• [PROBLEM DETAILS]
Provide only the number of lines in the following data that contain "JSON".

(Web page and app entries)
====

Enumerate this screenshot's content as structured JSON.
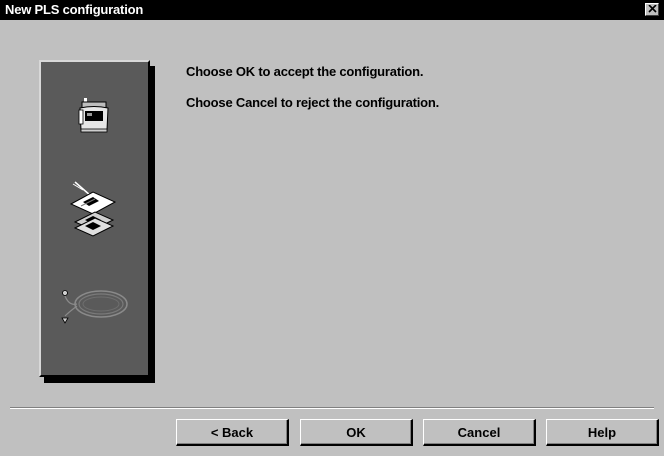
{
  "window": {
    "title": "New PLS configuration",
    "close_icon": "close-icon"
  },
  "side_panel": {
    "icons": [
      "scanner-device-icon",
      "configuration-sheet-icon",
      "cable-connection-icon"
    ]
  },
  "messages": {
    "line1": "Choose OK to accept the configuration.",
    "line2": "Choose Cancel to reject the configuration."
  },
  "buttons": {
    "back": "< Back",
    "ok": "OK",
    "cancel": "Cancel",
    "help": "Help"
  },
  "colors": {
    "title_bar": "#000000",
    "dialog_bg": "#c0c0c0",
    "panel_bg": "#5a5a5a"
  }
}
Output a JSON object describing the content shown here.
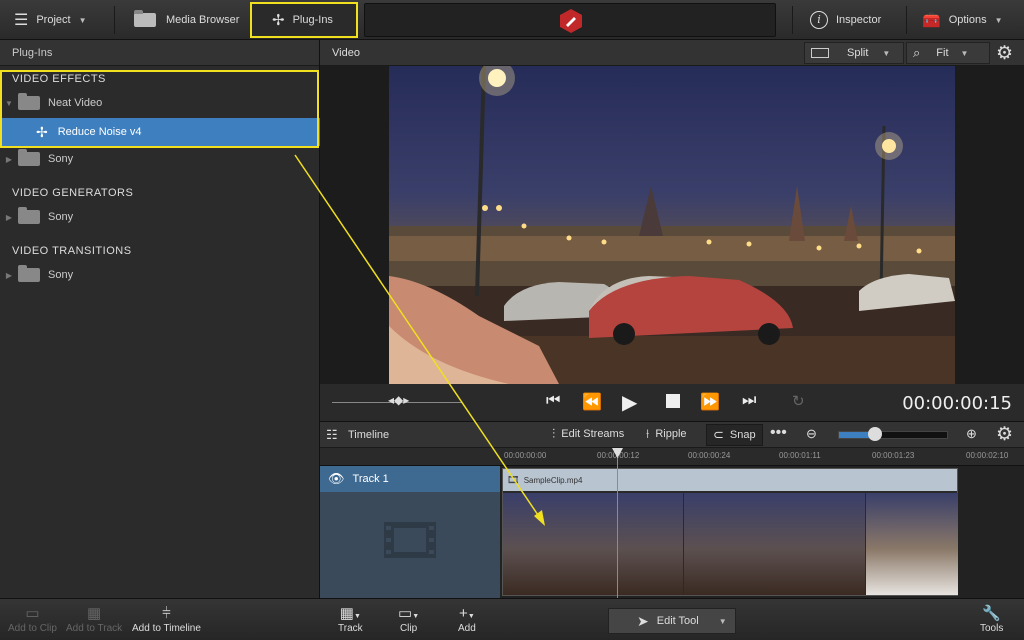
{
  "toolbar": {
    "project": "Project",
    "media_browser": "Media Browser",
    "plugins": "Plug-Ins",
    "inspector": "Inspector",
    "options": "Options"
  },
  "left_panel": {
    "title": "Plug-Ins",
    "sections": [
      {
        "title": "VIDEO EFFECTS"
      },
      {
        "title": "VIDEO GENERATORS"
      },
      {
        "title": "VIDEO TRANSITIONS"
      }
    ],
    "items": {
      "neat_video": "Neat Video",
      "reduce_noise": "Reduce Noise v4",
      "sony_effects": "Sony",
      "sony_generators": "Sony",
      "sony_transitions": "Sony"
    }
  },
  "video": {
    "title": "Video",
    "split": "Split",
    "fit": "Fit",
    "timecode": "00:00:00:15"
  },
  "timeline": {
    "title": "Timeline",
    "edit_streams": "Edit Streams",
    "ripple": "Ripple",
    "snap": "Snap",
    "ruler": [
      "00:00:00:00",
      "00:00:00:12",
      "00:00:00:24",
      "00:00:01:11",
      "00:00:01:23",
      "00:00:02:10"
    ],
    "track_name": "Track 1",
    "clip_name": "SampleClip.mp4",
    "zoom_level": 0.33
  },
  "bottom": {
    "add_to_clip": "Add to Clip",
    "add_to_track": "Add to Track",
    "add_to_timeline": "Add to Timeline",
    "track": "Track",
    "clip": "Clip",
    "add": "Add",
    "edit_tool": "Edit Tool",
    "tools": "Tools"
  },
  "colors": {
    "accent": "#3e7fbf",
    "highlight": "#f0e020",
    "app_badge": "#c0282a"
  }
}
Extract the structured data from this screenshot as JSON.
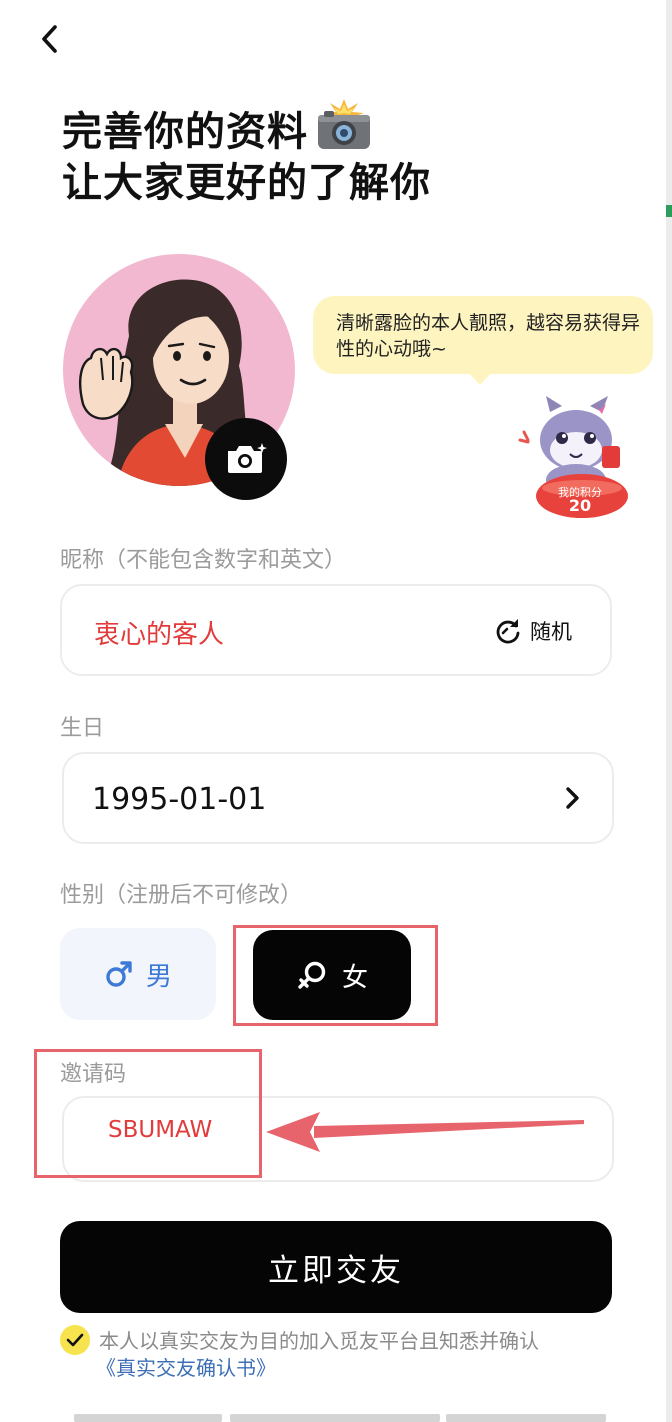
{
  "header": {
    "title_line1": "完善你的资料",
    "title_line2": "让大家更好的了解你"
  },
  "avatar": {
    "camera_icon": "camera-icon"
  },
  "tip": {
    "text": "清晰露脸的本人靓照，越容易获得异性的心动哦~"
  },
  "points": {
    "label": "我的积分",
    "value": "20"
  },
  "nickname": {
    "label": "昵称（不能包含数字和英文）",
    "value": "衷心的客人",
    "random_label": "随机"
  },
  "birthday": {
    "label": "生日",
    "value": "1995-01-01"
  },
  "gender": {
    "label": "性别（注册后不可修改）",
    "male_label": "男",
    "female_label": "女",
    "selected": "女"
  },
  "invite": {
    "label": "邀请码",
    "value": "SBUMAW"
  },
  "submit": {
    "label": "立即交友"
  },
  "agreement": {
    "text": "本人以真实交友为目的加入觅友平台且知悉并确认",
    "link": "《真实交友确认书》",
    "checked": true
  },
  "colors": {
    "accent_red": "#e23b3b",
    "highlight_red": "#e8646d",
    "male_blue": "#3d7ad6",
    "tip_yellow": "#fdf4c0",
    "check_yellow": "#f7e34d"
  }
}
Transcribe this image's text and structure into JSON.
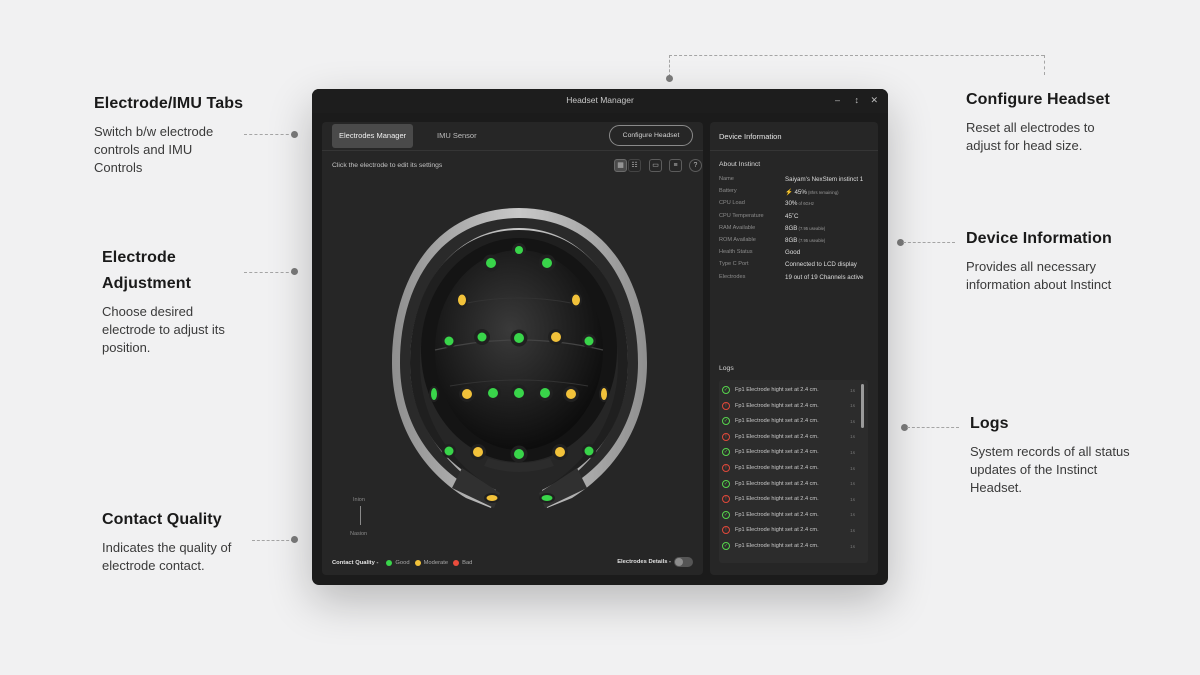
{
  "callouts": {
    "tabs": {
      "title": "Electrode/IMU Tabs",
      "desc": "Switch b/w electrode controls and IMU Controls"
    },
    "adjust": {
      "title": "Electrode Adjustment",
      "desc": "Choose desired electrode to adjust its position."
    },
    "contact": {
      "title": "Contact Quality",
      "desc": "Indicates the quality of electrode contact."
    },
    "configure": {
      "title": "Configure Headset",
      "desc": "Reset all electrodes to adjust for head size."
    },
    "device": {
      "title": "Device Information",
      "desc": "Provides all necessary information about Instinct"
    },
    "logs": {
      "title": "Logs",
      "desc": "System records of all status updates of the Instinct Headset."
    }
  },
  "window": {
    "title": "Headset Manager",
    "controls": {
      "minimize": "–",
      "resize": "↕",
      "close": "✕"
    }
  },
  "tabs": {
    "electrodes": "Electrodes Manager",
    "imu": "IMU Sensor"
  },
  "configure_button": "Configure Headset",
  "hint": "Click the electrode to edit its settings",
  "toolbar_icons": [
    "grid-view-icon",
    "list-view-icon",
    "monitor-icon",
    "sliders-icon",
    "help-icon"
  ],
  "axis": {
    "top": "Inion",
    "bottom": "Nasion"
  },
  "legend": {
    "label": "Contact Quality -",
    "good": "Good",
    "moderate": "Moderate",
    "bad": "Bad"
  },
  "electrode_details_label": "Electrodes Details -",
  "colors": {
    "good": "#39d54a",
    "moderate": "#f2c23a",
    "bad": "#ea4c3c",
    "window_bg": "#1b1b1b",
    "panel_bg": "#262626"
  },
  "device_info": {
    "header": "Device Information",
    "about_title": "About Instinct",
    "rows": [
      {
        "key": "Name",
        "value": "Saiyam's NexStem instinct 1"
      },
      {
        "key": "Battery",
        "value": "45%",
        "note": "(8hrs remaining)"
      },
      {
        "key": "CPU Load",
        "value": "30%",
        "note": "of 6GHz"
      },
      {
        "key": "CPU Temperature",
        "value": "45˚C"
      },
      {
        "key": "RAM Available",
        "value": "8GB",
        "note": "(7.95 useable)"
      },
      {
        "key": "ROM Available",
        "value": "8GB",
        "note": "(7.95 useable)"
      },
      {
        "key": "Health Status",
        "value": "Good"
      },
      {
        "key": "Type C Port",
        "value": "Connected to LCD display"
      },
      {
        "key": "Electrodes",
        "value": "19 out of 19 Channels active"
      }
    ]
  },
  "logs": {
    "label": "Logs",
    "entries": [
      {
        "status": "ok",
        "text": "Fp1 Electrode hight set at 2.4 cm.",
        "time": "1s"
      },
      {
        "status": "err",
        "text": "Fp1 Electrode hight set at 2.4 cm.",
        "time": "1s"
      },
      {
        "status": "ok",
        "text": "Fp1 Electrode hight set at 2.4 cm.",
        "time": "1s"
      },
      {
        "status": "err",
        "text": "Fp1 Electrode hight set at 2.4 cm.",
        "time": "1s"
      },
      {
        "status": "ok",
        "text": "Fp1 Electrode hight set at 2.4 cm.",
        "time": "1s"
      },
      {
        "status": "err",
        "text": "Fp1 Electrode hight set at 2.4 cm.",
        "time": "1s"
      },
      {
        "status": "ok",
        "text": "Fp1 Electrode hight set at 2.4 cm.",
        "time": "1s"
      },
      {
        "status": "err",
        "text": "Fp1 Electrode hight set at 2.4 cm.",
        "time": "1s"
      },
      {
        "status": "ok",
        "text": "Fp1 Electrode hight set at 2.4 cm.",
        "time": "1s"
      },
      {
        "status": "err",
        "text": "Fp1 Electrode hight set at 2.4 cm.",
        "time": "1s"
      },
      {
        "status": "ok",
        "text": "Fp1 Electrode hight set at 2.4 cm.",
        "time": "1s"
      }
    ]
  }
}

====

• [SOLVED PROBLEM]
4